He also notes that humans can be just as good (and for some dogs, better) social partners for their pets—every animal is unique, and not all dogs enjoy the company of their peers. But what the results show clearly is that strong social companionship has an overall positive effect on a dog’s health and well-being.

So how do you know whether you’re giving your dog the amount of companionship she needs? “When there’s something that’s missing from a dog’s routine, we see this manifest in terms of ‘misbehavior’ or anxiety-related responses,” says Zachary Silver, an assistant professor of psychology at Occidental College, where he’s starting a Dog Cognition Lab. “And it’s not always obvious what the source of those might be.” Though you should consult your vet if you’re concerned about your dog’s behavior, one potential reason for acting up could be a lack of social companionship, which Silver compares to a lack of appropriate exercise.

Like Snyder-Mackler, Silver notes that a dog’s social needs can often be met by their human, particularly if that human is spending a good amount of dedicated one-on-one time with them.

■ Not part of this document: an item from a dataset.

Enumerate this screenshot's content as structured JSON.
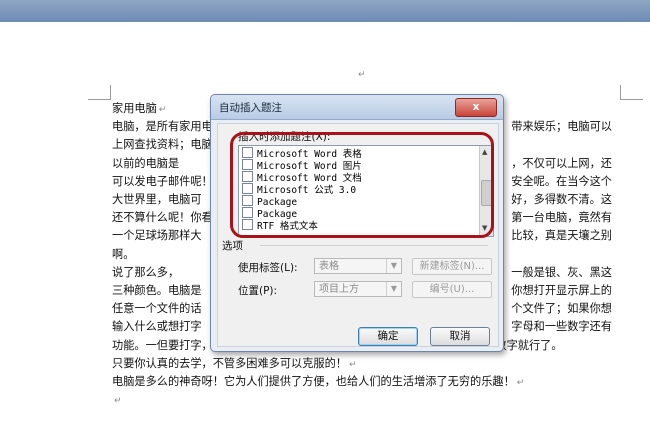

But for dogs that get along well with other pups, he says, letting them socialize only with humans is akin to a toddler hanging out only with his parents, versus playing with other kids his age. For some pups, other dogs can offer intraspecies companionship and play behaviors that humans just can’t replicate.

This leaves guardians of companionship-craving solo dogs with a predicament: How do you facilitate canine play sessions? You could visit dog parks, but all that unleashed romping can be intimidating for some pups, plus there’s no real way to ensure your dog’s safety. An alternative, Silver says, could be setting up safe and controlled doggy playdates with a friend or family member the exact kind my friend was curious about. Going for a walk with a friend and their dog could also have a positive impact, or taking a joint hike.

If those options aren’t available, set aside a bit more time to interact with your dog yourself. “There’s all kinds of ways that you can give your dog the types of experiences that they need to be happy,” Silver says. “And for some people, that might exist outside the scope of direct interactions with other animals.”

Other ways of providing companionship and cognitive enrichment include taking long, sniff-filled walks, engaging in training sessions, or just playing throughout the day. The key is making sure it happens regularly enough that your dog’s daily needs are met.

While I think my slightly introverted dog is still most at peace when sniffing solo, or when he has my undivided attention, I do catch glimpses of him opening up more fully around his canine stepbrother. He follows him dutifully on hikes, with a bit more bravery than he would possess, alone, and tends to want to play longer outdoors when his stepbrother is with him. While I’d describe their relationship more as roommates than friends, I can tell my dog is better off for it. I’m glad they have each other.

Research contact: @washingtonpost